- _Task objective_
Which lines of the data contain the string "ЛІРА"? Copy every one of them.
-- Data follows --
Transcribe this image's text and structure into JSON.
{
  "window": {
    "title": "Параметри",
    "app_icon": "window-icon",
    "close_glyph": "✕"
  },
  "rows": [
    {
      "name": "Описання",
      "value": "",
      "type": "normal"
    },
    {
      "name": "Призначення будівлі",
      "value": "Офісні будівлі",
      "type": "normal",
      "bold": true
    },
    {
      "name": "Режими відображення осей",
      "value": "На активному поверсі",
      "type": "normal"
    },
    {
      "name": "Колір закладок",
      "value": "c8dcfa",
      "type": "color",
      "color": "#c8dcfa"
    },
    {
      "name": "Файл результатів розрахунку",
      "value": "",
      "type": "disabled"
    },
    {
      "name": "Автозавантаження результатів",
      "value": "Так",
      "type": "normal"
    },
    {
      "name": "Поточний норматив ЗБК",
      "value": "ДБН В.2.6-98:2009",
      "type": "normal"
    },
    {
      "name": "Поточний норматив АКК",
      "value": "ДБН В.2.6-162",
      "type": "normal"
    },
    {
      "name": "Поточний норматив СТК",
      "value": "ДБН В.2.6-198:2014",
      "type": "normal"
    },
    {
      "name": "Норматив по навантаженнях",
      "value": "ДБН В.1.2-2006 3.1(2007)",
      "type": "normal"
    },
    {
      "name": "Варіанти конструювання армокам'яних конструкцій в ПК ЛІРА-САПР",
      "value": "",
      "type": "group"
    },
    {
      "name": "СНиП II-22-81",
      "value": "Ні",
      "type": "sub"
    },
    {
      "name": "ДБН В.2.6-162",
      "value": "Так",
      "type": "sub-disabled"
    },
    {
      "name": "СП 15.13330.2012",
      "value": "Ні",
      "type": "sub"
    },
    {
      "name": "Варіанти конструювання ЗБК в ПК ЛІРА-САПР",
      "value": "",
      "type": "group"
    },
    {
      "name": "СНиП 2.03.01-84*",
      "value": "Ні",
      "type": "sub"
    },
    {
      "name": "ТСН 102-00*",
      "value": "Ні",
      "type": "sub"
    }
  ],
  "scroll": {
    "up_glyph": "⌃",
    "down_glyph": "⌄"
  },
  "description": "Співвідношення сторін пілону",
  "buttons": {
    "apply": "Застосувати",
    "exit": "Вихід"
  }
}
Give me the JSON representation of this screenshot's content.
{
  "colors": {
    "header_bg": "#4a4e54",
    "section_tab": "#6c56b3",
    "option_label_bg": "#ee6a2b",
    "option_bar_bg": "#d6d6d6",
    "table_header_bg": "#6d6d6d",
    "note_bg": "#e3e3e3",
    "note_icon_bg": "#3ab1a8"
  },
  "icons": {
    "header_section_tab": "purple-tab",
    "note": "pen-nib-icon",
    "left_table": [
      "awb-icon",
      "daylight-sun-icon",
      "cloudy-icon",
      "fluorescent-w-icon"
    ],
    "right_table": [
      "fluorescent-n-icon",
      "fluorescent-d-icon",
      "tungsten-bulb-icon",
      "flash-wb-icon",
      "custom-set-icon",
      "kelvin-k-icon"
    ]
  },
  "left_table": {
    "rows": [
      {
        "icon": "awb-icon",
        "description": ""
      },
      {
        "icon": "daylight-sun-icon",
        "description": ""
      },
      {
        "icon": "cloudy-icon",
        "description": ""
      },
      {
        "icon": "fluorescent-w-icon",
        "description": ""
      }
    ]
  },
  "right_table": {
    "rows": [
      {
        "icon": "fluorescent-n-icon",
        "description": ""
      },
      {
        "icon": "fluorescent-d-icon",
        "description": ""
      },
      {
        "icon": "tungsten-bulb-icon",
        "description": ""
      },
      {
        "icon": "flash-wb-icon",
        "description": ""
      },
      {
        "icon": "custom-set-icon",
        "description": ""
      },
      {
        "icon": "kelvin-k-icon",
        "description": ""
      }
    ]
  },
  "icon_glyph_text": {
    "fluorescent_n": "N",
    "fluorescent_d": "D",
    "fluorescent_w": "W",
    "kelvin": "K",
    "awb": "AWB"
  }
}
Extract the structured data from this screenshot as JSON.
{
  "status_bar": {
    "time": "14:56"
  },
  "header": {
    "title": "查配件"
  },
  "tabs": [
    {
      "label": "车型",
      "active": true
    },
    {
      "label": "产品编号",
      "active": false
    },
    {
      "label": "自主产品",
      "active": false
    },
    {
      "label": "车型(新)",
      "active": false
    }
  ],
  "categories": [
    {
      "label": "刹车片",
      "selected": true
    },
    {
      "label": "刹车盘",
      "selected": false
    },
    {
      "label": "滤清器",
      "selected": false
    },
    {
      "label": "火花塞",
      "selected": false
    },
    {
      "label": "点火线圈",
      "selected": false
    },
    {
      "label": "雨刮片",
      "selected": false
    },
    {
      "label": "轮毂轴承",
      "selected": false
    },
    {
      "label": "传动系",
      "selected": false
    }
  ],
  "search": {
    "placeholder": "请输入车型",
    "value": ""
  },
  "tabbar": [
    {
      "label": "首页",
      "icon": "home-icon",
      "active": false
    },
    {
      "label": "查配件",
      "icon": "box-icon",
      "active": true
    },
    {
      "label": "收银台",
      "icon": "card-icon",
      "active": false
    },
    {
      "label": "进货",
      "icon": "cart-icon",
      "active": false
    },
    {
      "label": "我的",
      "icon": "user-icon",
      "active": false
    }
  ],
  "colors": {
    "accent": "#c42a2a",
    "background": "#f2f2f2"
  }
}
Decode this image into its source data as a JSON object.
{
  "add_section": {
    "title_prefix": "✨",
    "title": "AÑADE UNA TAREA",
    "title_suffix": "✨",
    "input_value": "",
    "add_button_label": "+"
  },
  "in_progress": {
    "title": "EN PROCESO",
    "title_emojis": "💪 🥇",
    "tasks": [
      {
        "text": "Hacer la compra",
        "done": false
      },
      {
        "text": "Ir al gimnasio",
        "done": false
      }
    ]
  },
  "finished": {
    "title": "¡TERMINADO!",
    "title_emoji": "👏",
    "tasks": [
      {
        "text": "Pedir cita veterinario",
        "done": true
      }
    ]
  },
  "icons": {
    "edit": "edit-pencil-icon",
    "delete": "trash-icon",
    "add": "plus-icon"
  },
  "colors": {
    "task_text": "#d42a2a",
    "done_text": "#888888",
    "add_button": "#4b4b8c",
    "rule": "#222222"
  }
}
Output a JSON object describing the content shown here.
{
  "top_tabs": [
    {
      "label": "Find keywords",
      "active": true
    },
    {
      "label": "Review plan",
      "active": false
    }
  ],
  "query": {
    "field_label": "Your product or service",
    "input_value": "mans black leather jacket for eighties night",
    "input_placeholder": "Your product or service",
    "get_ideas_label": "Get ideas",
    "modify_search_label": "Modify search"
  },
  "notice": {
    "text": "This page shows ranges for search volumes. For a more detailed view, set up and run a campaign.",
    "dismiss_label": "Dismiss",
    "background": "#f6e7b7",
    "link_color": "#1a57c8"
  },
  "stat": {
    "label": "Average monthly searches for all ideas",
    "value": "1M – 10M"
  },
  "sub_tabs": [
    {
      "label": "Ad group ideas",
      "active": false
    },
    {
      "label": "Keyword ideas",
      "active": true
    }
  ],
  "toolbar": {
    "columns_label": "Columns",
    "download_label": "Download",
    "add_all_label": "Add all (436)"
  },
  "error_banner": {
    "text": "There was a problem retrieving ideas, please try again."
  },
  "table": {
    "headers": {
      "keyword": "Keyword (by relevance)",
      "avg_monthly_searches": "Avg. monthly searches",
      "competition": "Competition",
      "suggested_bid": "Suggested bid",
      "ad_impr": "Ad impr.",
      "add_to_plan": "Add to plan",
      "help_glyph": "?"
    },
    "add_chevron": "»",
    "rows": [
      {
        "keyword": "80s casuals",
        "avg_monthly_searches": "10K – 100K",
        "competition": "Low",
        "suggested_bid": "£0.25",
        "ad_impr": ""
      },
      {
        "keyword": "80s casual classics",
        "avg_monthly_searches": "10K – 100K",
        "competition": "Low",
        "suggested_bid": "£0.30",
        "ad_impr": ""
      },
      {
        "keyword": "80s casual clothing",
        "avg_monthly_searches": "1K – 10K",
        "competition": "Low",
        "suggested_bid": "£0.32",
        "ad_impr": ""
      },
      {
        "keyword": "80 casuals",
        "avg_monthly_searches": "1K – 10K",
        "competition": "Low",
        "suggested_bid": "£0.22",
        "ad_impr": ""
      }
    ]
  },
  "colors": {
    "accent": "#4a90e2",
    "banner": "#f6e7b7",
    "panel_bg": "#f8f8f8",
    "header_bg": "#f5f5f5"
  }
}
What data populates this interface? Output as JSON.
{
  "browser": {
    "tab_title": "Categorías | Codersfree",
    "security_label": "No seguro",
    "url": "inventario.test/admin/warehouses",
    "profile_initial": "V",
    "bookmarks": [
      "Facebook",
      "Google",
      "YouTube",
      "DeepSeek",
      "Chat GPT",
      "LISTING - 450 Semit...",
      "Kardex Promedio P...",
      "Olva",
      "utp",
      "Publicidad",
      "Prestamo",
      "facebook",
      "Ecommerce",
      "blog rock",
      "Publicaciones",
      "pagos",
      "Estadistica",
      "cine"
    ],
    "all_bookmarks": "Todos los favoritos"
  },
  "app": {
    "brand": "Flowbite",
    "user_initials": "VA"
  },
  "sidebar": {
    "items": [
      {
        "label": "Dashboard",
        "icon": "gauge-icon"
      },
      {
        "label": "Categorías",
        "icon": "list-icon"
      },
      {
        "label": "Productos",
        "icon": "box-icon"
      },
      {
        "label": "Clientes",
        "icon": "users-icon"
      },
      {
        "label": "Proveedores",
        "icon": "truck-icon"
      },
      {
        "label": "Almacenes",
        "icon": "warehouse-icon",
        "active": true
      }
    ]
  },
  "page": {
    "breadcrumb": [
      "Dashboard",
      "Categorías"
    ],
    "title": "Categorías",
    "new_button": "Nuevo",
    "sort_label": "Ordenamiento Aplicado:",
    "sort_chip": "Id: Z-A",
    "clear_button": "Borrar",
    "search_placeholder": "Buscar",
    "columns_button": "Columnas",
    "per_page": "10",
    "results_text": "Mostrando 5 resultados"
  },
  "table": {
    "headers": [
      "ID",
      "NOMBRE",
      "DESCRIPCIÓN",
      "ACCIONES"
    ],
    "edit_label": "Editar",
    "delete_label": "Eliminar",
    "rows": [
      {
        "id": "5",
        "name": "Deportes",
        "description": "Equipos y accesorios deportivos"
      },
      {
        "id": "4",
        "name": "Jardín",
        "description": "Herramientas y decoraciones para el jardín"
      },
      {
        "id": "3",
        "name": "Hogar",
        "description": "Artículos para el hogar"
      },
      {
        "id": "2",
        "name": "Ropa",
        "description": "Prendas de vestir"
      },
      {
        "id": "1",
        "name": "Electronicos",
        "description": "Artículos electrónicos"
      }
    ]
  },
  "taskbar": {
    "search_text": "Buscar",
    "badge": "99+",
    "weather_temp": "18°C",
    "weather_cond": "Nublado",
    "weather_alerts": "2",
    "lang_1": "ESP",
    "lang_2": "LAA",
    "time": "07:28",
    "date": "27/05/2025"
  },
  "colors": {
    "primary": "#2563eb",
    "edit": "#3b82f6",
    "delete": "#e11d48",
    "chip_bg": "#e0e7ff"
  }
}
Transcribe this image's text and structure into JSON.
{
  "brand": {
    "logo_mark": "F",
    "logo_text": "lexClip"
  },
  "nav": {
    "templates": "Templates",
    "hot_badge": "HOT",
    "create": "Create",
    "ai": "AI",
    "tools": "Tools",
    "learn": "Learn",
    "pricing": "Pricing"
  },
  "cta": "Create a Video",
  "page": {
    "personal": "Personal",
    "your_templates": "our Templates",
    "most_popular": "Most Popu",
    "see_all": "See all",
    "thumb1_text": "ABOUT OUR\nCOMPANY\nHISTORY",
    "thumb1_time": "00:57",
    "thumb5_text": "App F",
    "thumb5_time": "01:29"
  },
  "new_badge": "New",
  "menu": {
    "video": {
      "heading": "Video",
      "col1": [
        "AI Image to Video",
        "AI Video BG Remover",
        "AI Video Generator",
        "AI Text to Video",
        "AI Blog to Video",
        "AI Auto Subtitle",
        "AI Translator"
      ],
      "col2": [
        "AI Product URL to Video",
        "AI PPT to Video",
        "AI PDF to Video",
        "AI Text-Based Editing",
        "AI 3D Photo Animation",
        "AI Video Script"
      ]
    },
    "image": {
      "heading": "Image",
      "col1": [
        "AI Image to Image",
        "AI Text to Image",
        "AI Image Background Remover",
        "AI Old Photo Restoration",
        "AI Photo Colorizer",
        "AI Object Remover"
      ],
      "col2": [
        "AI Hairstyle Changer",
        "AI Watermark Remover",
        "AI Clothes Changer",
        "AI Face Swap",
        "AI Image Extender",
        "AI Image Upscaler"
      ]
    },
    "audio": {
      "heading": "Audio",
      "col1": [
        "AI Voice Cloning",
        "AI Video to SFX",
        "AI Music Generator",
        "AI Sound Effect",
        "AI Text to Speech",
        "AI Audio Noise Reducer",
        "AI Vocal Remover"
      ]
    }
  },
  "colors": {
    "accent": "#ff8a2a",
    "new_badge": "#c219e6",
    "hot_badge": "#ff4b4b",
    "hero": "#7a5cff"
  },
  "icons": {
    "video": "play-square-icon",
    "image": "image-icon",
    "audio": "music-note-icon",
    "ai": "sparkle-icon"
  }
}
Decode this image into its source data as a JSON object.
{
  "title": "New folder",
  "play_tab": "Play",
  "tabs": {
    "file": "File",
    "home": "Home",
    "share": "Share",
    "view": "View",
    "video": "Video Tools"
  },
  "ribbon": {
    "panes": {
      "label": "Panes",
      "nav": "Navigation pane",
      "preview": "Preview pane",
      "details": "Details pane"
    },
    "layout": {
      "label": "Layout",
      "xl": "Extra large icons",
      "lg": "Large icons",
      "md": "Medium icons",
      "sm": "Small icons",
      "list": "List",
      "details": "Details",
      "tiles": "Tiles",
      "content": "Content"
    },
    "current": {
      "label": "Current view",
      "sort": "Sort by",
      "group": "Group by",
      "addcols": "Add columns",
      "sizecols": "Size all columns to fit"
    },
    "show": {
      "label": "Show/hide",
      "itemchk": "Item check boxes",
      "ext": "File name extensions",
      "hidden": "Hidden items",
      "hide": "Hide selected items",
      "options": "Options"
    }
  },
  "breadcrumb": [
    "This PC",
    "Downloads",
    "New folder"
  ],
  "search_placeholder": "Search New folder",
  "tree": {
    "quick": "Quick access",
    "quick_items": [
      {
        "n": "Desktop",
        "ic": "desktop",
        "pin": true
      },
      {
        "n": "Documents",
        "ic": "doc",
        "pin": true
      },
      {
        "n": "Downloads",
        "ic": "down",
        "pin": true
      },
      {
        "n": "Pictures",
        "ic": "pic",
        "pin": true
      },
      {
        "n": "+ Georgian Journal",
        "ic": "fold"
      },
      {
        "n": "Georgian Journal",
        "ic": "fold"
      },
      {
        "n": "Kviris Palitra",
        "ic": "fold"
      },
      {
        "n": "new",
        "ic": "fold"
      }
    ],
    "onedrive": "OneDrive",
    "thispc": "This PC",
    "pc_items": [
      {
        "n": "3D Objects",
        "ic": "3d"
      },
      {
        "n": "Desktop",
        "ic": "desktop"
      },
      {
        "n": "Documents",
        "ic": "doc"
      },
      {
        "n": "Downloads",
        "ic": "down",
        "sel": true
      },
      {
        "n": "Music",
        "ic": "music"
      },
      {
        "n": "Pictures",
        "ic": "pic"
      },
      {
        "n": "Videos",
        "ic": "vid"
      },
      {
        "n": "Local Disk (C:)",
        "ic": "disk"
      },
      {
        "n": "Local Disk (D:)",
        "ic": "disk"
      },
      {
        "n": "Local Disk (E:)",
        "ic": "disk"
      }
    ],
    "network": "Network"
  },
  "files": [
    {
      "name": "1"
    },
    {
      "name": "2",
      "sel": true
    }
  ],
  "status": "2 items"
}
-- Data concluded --
- _Response to this exercise_
      "name": "Варіанти конструювання армокам'яних конструкцій в ПК ЛІРА-САПР",
      "name": "Варіанти конструювання ЗБК в ПК ЛІРА-САПР",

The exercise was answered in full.